Baum’s The Road to Oz appears late in season 1, when Margaret Schroeder, widowed consort of Enoch Thompson, ensconced in a luxury suite at Thompson’s expense, is shown reading the book aloud to her two children. At this point in the series, Thompson has become a target of Arnold Rothstein’s thugs, and Richard Harrow, a grossly disfigured veteran, is installed in the suite to protect the family. The children are repulsed by Harrow’s appearance – half his face is missing and is ordinarily covered by a painted tin mask a la Phantom of the Opera – but when he makes a joke about being the tin man, they warm up to him. The camera soon finds the quartet happily settled on the couch, united through Baum’s fantastic narrative. But it’s the book itself that stands out here. Again, among the refurbished/reproduced, new-looking furnishings, a strangely aged, out-of-place first edition emerges briefly and we are shown John R. Neill’s starkly graceful, understated rendering of the Tin Man. “I was very happy among the Munchkins and Winkies and Quadlings and Gillikens…” Schroeder reads to her two children and the family’s bodyguard, as sense of homey peace settles around the threatened domestic scene.

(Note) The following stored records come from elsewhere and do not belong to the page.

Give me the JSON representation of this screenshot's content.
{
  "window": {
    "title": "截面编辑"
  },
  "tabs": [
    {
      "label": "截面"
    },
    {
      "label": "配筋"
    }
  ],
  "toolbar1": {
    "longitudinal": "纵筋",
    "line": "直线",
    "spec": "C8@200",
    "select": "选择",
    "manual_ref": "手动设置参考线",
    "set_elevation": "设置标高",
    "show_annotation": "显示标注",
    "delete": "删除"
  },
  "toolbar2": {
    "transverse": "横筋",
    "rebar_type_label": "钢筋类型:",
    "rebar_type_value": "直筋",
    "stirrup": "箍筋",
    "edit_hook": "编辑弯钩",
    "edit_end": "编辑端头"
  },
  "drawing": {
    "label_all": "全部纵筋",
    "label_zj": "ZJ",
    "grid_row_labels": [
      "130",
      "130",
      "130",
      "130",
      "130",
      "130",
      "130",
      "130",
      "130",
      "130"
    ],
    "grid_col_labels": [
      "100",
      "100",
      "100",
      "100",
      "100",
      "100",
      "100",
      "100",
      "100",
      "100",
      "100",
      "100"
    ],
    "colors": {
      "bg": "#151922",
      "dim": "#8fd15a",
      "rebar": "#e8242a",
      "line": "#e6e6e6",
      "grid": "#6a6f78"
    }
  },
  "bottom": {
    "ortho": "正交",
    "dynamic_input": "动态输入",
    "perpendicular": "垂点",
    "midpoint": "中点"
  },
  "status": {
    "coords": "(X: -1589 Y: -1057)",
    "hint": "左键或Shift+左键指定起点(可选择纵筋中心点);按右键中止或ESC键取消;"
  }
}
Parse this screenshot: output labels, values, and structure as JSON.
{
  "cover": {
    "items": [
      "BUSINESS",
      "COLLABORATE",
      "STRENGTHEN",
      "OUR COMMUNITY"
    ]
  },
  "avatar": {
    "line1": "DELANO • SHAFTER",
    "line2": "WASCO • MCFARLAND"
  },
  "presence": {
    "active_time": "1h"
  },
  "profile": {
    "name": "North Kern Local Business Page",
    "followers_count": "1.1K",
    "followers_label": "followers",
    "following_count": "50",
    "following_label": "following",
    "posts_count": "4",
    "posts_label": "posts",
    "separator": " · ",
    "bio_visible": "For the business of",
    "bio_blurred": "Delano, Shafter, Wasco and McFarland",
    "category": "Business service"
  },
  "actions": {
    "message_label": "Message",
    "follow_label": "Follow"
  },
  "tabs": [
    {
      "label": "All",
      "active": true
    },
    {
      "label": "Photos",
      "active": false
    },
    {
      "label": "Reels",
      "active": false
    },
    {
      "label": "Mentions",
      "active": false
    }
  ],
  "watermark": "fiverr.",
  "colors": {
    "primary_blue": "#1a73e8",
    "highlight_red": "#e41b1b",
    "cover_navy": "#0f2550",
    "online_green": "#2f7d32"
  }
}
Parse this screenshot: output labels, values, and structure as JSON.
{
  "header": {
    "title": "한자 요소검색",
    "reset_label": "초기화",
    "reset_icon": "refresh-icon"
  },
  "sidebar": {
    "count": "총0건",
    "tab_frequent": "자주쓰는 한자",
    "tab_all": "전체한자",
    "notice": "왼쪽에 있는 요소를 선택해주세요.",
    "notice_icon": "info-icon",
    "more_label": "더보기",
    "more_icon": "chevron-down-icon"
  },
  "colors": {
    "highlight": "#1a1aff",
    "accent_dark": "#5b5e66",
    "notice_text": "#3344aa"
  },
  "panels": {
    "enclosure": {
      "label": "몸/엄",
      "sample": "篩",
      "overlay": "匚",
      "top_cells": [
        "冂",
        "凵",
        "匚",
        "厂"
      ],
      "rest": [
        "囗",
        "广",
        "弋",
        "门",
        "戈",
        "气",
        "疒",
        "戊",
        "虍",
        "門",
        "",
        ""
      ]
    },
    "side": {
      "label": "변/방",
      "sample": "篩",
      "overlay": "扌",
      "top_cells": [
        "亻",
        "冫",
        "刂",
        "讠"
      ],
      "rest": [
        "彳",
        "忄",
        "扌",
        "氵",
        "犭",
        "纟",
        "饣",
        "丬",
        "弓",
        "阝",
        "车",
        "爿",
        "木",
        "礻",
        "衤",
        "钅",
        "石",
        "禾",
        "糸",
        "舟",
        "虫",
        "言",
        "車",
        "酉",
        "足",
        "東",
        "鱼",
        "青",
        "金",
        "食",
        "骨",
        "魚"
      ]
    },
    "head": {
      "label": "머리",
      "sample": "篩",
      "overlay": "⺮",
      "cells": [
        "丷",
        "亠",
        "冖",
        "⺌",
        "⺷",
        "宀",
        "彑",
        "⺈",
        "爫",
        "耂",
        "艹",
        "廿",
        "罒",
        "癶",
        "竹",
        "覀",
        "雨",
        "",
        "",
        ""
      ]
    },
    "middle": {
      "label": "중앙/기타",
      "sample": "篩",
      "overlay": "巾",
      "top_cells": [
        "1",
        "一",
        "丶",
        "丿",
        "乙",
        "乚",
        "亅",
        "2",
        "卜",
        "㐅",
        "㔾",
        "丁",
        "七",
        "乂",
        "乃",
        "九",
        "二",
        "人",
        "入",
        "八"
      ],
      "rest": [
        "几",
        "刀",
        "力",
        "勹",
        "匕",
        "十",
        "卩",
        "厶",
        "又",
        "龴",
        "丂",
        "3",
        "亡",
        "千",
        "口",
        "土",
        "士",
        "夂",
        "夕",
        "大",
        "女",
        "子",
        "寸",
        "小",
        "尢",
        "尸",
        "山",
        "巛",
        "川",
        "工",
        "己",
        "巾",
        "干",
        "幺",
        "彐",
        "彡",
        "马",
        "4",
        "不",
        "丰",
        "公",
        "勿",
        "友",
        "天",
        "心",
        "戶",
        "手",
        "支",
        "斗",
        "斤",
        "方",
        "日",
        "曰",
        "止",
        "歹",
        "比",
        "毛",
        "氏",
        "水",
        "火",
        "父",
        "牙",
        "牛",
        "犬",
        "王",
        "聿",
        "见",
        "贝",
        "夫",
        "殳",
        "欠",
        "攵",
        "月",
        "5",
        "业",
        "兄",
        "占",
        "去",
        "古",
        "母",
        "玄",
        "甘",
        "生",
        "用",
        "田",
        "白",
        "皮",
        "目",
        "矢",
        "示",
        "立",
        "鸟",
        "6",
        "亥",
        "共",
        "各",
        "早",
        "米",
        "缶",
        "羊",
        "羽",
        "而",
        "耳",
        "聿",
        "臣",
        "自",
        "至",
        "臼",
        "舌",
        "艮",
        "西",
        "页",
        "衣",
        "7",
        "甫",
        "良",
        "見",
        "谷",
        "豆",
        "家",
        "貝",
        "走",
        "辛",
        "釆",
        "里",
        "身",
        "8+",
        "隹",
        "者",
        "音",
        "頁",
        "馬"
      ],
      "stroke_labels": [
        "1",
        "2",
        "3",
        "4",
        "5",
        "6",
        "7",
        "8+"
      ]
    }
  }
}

In my perception of the program, these media artifacts draw attention to themselves; they stand out like sore thumbs in Boardwalk Empire’s recreated 1920s East Coast interiors. Their incongruity – obviously worn, ninety-year-old media amidst polished surfaces, carefully reupholstered furniture, freshly tailored vintage clothing, and reproduction Edison lamp bulbs – makes me wonder: what is it about these media objects that exempts them from reproduction? Why go to such trouble to make everything else look freshly made for sale in the second decade of the 20th century, but include these palimpsests of uncountable readings and listenings in their aged, scuffed, dried-out, intimately savored forms? What does the apparent “authenticity” of these reverse time-travelers do for the program’s producers? For its viewers? The expressions fixed in this book and these records exist virtually and could be freshly reproduced at, I’m guessing, little added cost. Why haul out and dust off these bits of bygone media, these pictures of Dorian Gray?